> _Assignment_:
Give the number of lines in the material below that contain the word "create", and nothing else.
[Opening Provided records section]
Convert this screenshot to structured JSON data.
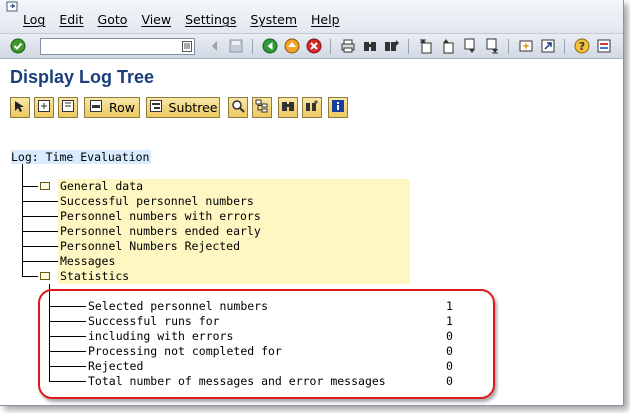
{
  "menu": [
    "Log",
    "Edit",
    "Goto",
    "View",
    "Settings",
    "System",
    "Help"
  ],
  "icons": {
    "system": "system-menu-icon",
    "confirm": "checkmark-icon",
    "command_field": "dropdown-icon",
    "back": "back-icon",
    "exit": "exit-icon",
    "cancel": "cancel-icon",
    "print": "print-icon",
    "find": "find-icon",
    "find_next": "find-next-icon",
    "page_first": "first-page-icon",
    "page_prev": "previous-page-icon",
    "page_next": "next-page-icon",
    "page_last": "last-page-icon",
    "new_session": "new-session-icon",
    "shortcut": "shortcut-icon",
    "help": "help-icon",
    "layout": "layout-icon"
  },
  "colors": {
    "title": "#1a3f7a",
    "node_bg": "#fff7c2",
    "root_bg": "#d9ecff",
    "highlight": "#e0161e"
  },
  "title": "Display Log Tree",
  "app_toolbar": {
    "row_label": "Row",
    "subtree_label": "Subtree"
  },
  "tree": {
    "root": "Log: Time Evaluation",
    "nodes": [
      "General data",
      "Successful personnel numbers",
      "Personnel numbers with errors",
      "Personnel numbers ended early",
      "Personnel Numbers Rejected",
      "Messages",
      "Statistics"
    ],
    "statistics": [
      {
        "label": "Selected personnel numbers",
        "value": "1"
      },
      {
        "label": "Successful runs for",
        "value": "1"
      },
      {
        "label": "including with errors",
        "value": "0"
      },
      {
        "label": "Processing not completed for",
        "value": "0"
      },
      {
        "label": "Rejected",
        "value": "0"
      },
      {
        "label": "Total number of messages and error messages",
        "value": "0"
      }
    ]
  }
}
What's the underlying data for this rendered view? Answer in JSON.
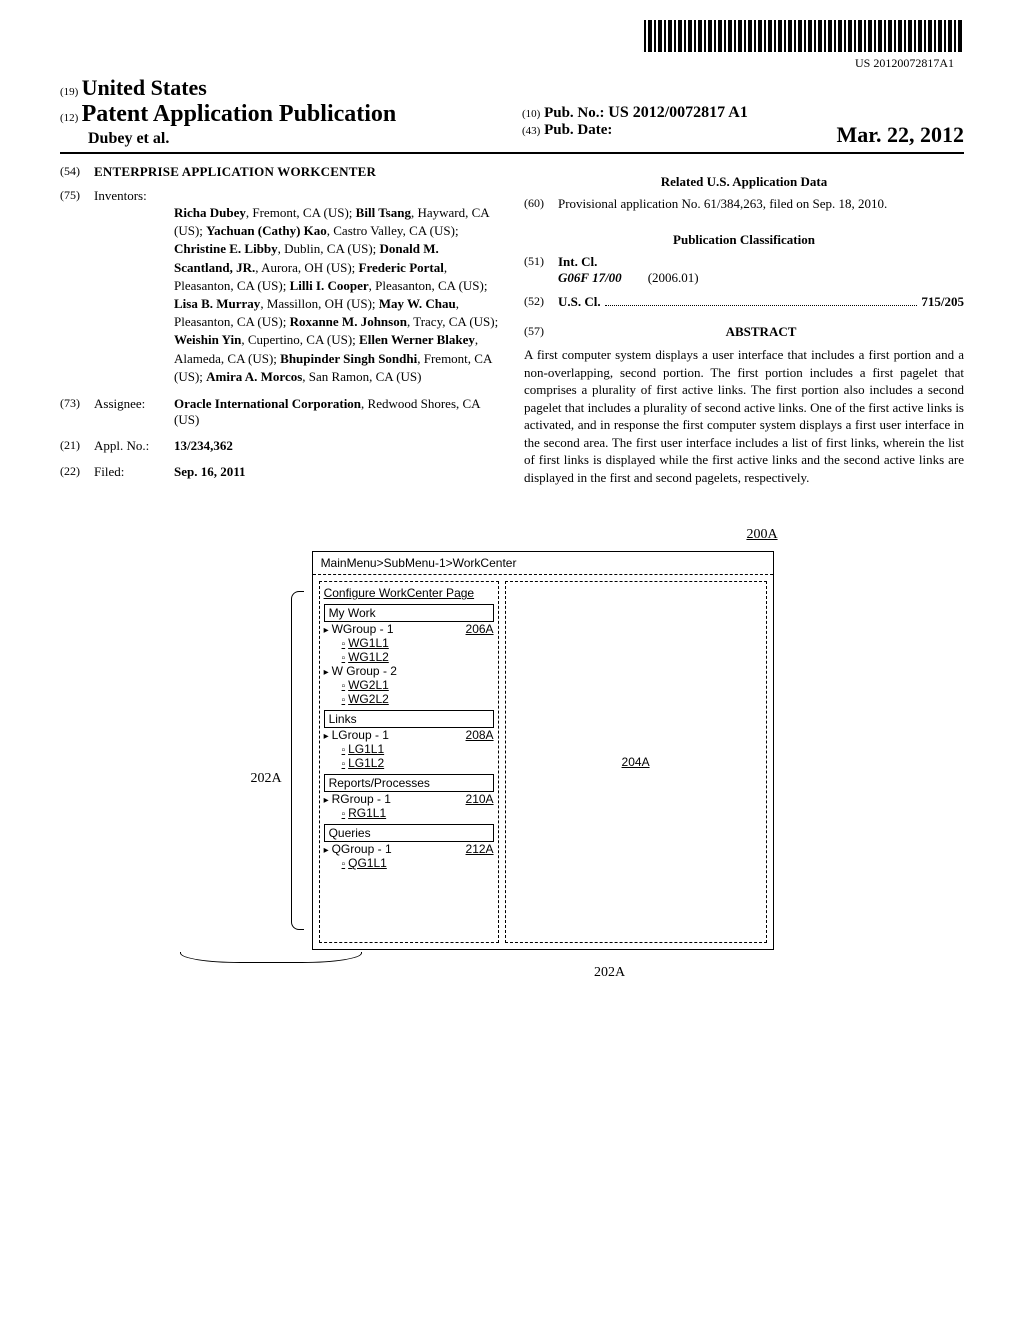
{
  "barcode_text": "US 20120072817A1",
  "header": {
    "code19": "(19)",
    "country": "United States",
    "code12": "(12)",
    "pub_title": "Patent Application Publication",
    "authors_line": "Dubey et al.",
    "code10": "(10)",
    "pub_no_label": "Pub. No.:",
    "pub_no_value": "US 2012/0072817 A1",
    "code43": "(43)",
    "pub_date_label": "Pub. Date:",
    "pub_date_value": "Mar. 22, 2012"
  },
  "left": {
    "code54": "(54)",
    "title": "ENTERPRISE APPLICATION WORKCENTER",
    "code75": "(75)",
    "inventors_label": "Inventors:",
    "inventors_value": "Richa Dubey, Fremont, CA (US); Bill Tsang, Hayward, CA (US); Yachuan (Cathy) Kao, Castro Valley, CA (US); Christine E. Libby, Dublin, CA (US); Donald M. Scantland, JR., Aurora, OH (US); Frederic Portal, Pleasanton, CA (US); Lilli I. Cooper, Pleasanton, CA (US); Lisa B. Murray, Massillon, OH (US); May W. Chau, Pleasanton, CA (US); Roxanne M. Johnson, Tracy, CA (US); Weishin Yin, Cupertino, CA (US); Ellen Werner Blakey, Alameda, CA (US); Bhupinder Singh Sondhi, Fremont, CA (US); Amira A. Morcos, San Ramon, CA (US)",
    "code73": "(73)",
    "assignee_label": "Assignee:",
    "assignee_value": "Oracle International Corporation, Redwood Shores, CA (US)",
    "code21": "(21)",
    "applno_label": "Appl. No.:",
    "applno_value": "13/234,362",
    "code22": "(22)",
    "filed_label": "Filed:",
    "filed_value": "Sep. 16, 2011"
  },
  "right": {
    "related_heading": "Related U.S. Application Data",
    "code60": "(60)",
    "related_text": "Provisional application No. 61/384,263, filed on Sep. 18, 2010.",
    "classification_heading": "Publication Classification",
    "code51": "(51)",
    "intcl_label": "Int. Cl.",
    "intcl_code": "G06F 17/00",
    "intcl_date": "(2006.01)",
    "code52": "(52)",
    "uscl_label": "U.S. Cl.",
    "uscl_value": "715/205",
    "code57": "(57)",
    "abstract_heading": "ABSTRACT",
    "abstract_text": "A first computer system displays a user interface that includes a first portion and a non-overlapping, second portion. The first portion includes a first pagelet that comprises a plurality of first active links. The first portion also includes a second pagelet that includes a plurality of second active links. One of the first active links is activated, and in response the first computer system displays a first user interface in the second area. The first user interface includes a list of first links, wherein the list of first links is displayed while the first active links and the second active links are displayed in the first and second pagelets, respectively."
  },
  "figure": {
    "top_ref": "200A",
    "side_ref": "202A",
    "breadcrumb": "MainMenu>SubMenu-1>WorkCenter",
    "configure": "Configure WorkCenter Page",
    "target_ref": "204A",
    "under_ref": "202A",
    "pagelets": [
      {
        "header": "My Work",
        "ref": "206A",
        "groups": [
          {
            "label": "WGroup - 1",
            "links": [
              "WG1L1",
              "WG1L2"
            ]
          },
          {
            "label": "W Group - 2",
            "links": [
              "WG2L1",
              "WG2L2"
            ]
          }
        ]
      },
      {
        "header": "Links",
        "ref": "208A",
        "groups": [
          {
            "label": "LGroup - 1",
            "links": [
              "LG1L1",
              "LG1L2"
            ]
          }
        ]
      },
      {
        "header": "Reports/Processes",
        "ref": "210A",
        "groups": [
          {
            "label": "RGroup - 1",
            "links": [
              "RG1L1"
            ]
          }
        ]
      },
      {
        "header": "Queries",
        "ref": "212A",
        "groups": [
          {
            "label": "QGroup - 1",
            "links": [
              "QG1L1"
            ]
          }
        ]
      }
    ]
  }
}
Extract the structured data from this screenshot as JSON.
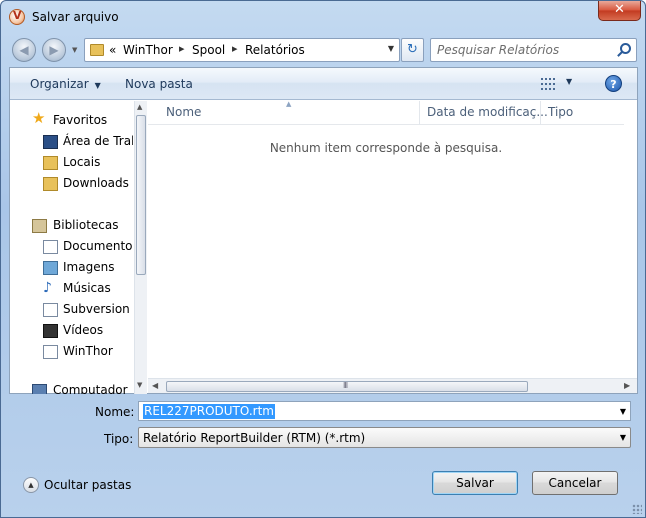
{
  "window": {
    "title": "Salvar arquivo",
    "close_glyph": "✕"
  },
  "address": {
    "back_glyph": "◀",
    "forward_glyph": "▶",
    "chevron": "«",
    "breadcrumbs": [
      "WinThor",
      "Spool",
      "Relatórios"
    ],
    "separator": "▸",
    "search_placeholder": "Pesquisar Relatórios"
  },
  "toolbar": {
    "organize": "Organizar",
    "new_folder": "Nova pasta",
    "help": "?"
  },
  "nav": {
    "favorites": "Favoritos",
    "favorites_items": [
      "Área de Trab",
      "Locais",
      "Downloads"
    ],
    "libraries": "Bibliotecas",
    "libraries_items": [
      "Documentos",
      "Imagens",
      "Músicas",
      "Subversion",
      "Vídeos",
      "WinThor"
    ],
    "computer": "Computador"
  },
  "files": {
    "columns": [
      "Nome",
      "Data de modificaç...",
      "Tipo"
    ],
    "empty_message": "Nenhum item corresponde à pesquisa.",
    "grip": "III"
  },
  "form": {
    "name_label": "Nome:",
    "name_value": "REL227PRODUTO.rtm",
    "type_label": "Tipo:",
    "type_value": "Relatório ReportBuilder (RTM) (*.rtm)"
  },
  "footer": {
    "hide_folders": "Ocultar pastas",
    "save": "Salvar",
    "cancel": "Cancelar"
  }
}
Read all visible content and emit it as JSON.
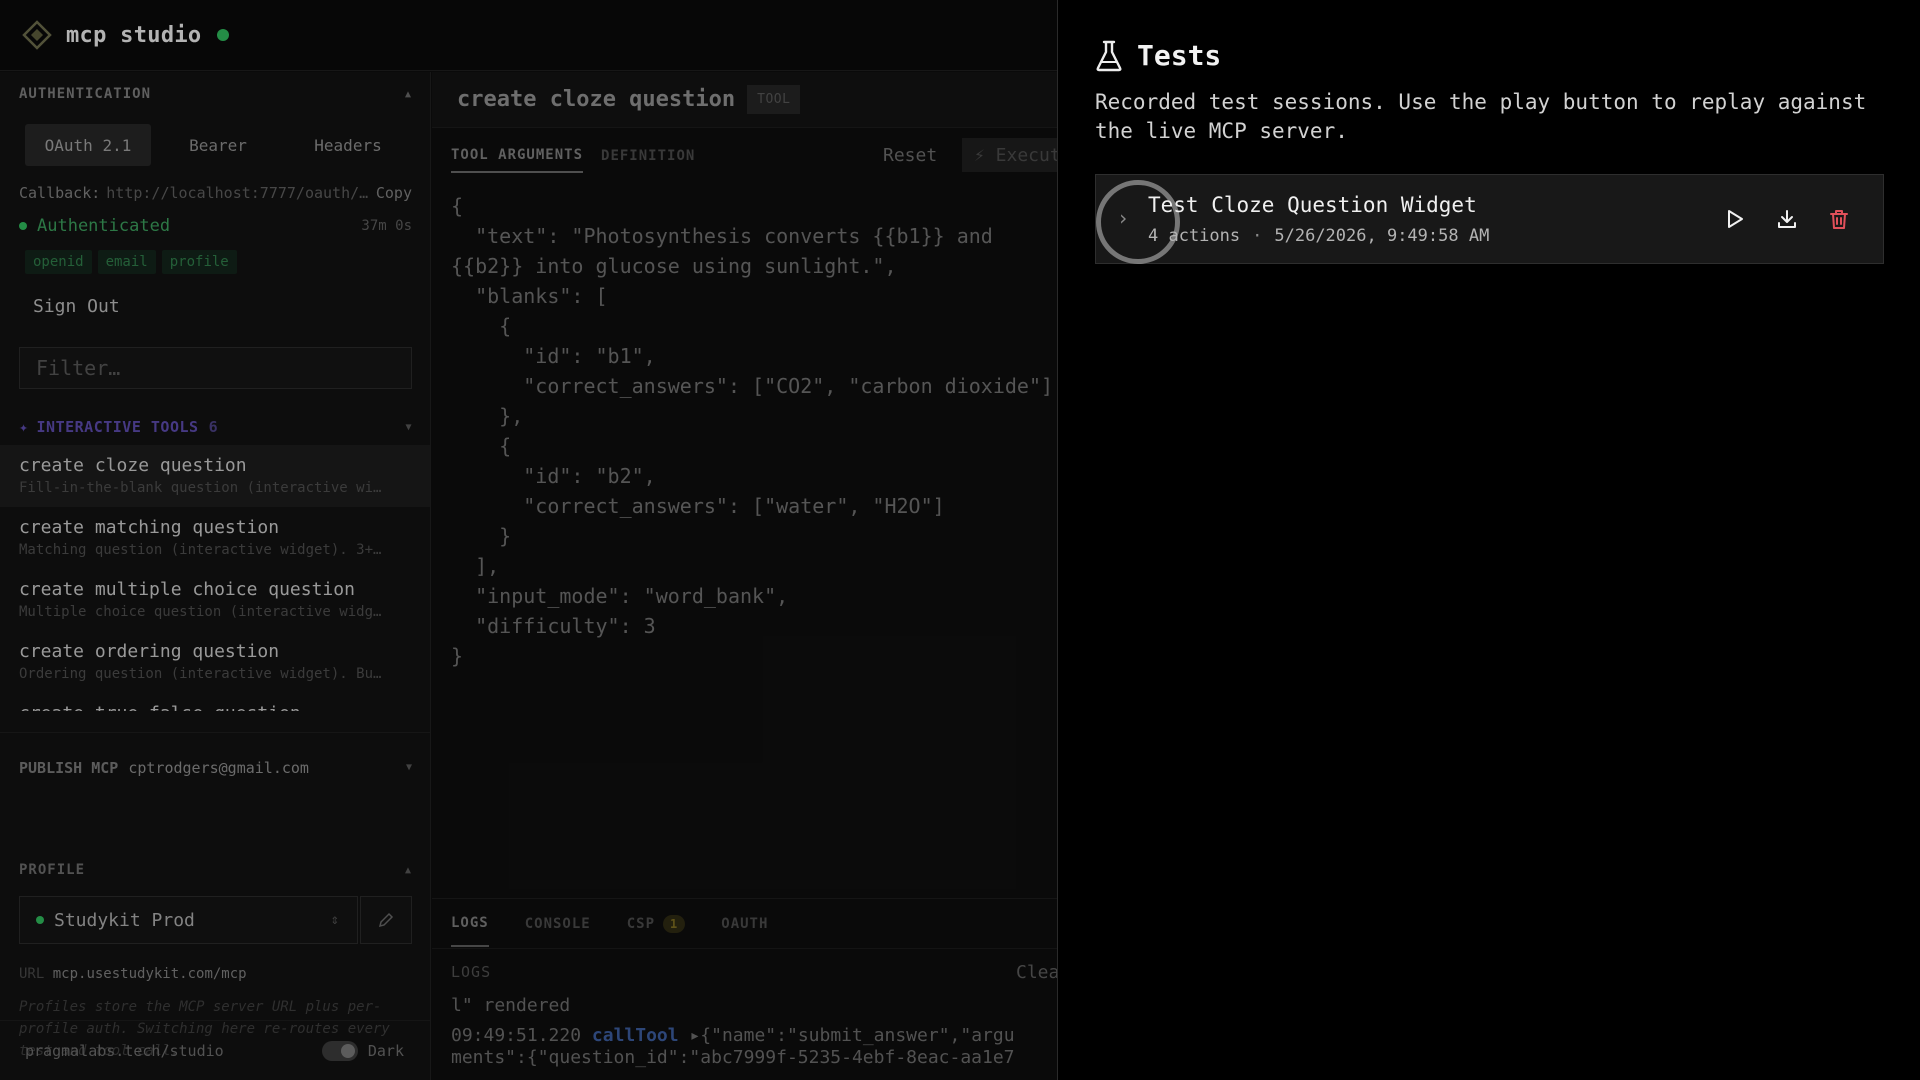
{
  "app": {
    "title": "mcp studio"
  },
  "auth": {
    "section_label": "AUTHENTICATION",
    "tabs": [
      "OAuth 2.1",
      "Bearer",
      "Headers"
    ],
    "callback_label": "Callback:",
    "callback_url": "http://localhost:7777/oauth/…",
    "copy_label": "Copy",
    "status": "Authenticated",
    "expiry": "37m 0s",
    "scopes": [
      "openid",
      "email",
      "profile"
    ],
    "signout_label": "Sign Out"
  },
  "filter": {
    "placeholder": "Filter…"
  },
  "tools_section": {
    "label": "INTERACTIVE TOOLS",
    "count": "6",
    "items": [
      {
        "name": "create cloze question",
        "desc": "Fill-in-the-blank question (interactive wi…"
      },
      {
        "name": "create matching question",
        "desc": "Matching question (interactive widget). 3+…"
      },
      {
        "name": "create multiple choice question",
        "desc": "Multiple choice question (interactive widg…"
      },
      {
        "name": "create ordering question",
        "desc": "Ordering question (interactive widget). Bu…"
      },
      {
        "name": "create true false question",
        "desc": ""
      }
    ]
  },
  "publish": {
    "label": "PUBLISH MCP",
    "email": "cptrodgers@gmail.com"
  },
  "profile": {
    "label": "PROFILE",
    "selected": "Studykit Prod",
    "url_label": "URL",
    "url": "mcp.usestudykit.com/mcp",
    "note": "Profiles store the MCP server URL plus per-profile auth. Switching here re-routes every test and tool call."
  },
  "footer": {
    "site": "pragmalabs.tech/studio",
    "theme_label": "Dark"
  },
  "tool_view": {
    "title": "create cloze question",
    "badge": "TOOL",
    "tabs": [
      "TOOL ARGUMENTS",
      "DEFINITION"
    ],
    "reset_label": "Reset",
    "execute_label": "⚡ Execute",
    "code": "{\n  \"text\": \"Photosynthesis converts {{b1}} and\n{{b2}} into glucose using sunlight.\",\n  \"blanks\": [\n    {\n      \"id\": \"b1\",\n      \"correct_answers\": [\"CO2\", \"carbon dioxide\"]\n    },\n    {\n      \"id\": \"b2\",\n      \"correct_answers\": [\"water\", \"H2O\"]\n    }\n  ],\n  \"input_mode\": \"word_bank\",\n  \"difficulty\": 3\n}"
  },
  "logs": {
    "tabs": [
      "LOGS",
      "CONSOLE",
      "CSP",
      "OAUTH"
    ],
    "csp_count": "1",
    "header": "LOGS",
    "clear_label": "Clear",
    "line1": "l\" rendered",
    "line2_time": "09:49:51.220",
    "line2_fn": "callTool",
    "line2_arrow": "▸",
    "line2_payload": "{\"name\":\"submit_answer\",\"argu",
    "line3": "ments\":{\"question_id\":\"abc7999f-5235-4ebf-8eac-aa1e7"
  },
  "tests_drawer": {
    "title": "Tests",
    "description": "Recorded test sessions. Use the play button to replay against the live MCP server.",
    "sessions": [
      {
        "name": "Test Cloze Question Widget",
        "actions": "4 actions",
        "separator": "·",
        "recorded_at": "5/26/2026, 9:49:58 AM"
      }
    ]
  },
  "colors": {
    "accent_green": "#2fb55a",
    "tools_purple": "#5a49a8",
    "delete_red": "#e0505a"
  },
  "icons": [
    "logo-icon",
    "flask-icon",
    "chevron-right-icon",
    "play-icon",
    "download-icon",
    "trash-icon",
    "pencil-icon",
    "wand-icon"
  ]
}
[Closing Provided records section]
> _Worked solution_:
6